History and Cultivation
In the 1880's South Sea pearls were first discovered off the northwest coast of Australia, near the city of Broome, in Roebuck Bay.
These oysters were also prized for the beautiful mother of pearl and were exported all over the world for buttons and other finery.
Within a few years, Australia became the world's top exporter of mother of pearl, meeting about roughly three-quarters of the world's demands.
Natural Pearl Formation
Oysters take nutrients from the microscopic particles and organisms in the ocean water by opening their shells slightly to allow water to flow in.
As a result, small irritants such as small ocean animals can also float in. Parasites can also drill right through the oyster's hard shell.
To protect itself, the oyster forms a sac around then secretes layer upon layer of nacre onto the irritant. After years, this results in a lustrous pearl.
South Sea Cultured Beginnings
In the 1950's, Australians established their first commercial pearl farm. New techniques and methods were developed in the following decades to nurture these fragile oysters and ensure future populations.
The farm was established at Brecknock Harbor. This is about 250 miles north of Broome.
The farm was assisted by a Japanese contingent in providing culturing technology and know-how. The bay was renamed Kuri Bay in honor of the man leading that Japanese team - Tokuichi Kuribayashi.
Today, it is the oldest and largest farm.
South Sea Pearls In History

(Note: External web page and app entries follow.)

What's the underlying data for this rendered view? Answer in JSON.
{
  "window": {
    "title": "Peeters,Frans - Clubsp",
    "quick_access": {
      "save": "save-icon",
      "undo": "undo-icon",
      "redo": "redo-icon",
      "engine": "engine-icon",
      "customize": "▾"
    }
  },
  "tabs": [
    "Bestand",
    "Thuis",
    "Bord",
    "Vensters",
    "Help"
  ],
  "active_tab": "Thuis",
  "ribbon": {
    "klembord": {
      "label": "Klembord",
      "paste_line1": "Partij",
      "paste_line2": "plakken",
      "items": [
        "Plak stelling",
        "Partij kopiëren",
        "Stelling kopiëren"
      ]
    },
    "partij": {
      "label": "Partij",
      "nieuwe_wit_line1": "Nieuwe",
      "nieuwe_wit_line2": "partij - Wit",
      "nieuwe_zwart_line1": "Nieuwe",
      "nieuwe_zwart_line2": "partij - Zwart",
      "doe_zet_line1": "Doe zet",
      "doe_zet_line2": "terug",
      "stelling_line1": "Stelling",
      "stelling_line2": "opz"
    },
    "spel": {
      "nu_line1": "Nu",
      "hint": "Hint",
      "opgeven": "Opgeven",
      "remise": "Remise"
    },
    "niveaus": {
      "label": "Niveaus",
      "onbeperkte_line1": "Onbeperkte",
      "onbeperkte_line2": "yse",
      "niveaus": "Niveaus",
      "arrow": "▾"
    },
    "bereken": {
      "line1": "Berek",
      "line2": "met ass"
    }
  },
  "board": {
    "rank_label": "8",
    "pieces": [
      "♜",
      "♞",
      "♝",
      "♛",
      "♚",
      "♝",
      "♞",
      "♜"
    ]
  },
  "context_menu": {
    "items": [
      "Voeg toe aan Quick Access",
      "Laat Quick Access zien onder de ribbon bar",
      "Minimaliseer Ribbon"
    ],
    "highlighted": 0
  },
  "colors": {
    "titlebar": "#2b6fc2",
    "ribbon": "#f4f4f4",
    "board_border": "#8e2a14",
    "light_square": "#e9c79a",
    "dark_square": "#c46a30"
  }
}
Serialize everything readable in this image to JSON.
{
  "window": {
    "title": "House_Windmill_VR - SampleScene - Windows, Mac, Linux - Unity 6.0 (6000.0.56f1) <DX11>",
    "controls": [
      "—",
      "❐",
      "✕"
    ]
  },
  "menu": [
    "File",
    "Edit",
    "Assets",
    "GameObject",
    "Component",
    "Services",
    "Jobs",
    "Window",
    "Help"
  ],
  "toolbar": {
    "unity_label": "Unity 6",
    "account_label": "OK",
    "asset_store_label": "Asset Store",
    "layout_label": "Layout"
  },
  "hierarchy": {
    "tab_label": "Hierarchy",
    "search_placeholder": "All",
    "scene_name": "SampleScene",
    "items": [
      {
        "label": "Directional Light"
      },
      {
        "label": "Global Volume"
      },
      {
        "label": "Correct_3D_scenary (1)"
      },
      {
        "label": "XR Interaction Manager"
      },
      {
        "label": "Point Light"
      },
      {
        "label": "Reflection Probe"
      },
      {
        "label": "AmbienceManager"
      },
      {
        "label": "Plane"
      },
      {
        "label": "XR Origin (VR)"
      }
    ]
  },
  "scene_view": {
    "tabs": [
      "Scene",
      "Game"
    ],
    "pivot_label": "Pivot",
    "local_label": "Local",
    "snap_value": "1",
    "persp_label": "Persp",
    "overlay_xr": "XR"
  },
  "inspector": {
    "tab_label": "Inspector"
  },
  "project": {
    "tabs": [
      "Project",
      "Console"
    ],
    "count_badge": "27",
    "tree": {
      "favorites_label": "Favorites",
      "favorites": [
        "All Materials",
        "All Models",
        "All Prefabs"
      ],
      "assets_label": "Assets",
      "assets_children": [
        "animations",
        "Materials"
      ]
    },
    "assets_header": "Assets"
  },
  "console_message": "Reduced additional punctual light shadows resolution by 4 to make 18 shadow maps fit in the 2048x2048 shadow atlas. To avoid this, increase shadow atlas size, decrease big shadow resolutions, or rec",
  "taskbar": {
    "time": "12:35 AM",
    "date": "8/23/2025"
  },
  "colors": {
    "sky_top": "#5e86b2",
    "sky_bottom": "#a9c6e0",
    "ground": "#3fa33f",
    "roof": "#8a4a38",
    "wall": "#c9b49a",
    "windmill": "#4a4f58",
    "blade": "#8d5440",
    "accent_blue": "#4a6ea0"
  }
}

At first, these oysters were plentiful and easily found in the sandy shallow waters of the bay. As demand grew and the oysters were being depleted in shallower waters, it became necessary to dive to greater depths.
Early diving and air delivery methods were developed at this time. One of the main methods was a hard hat diving. Dangers facing divers included the bends as well as strong tides, sharks, jellyfish and storms.
In the 1930's the oyster beds had been depleted and the natural industry declined.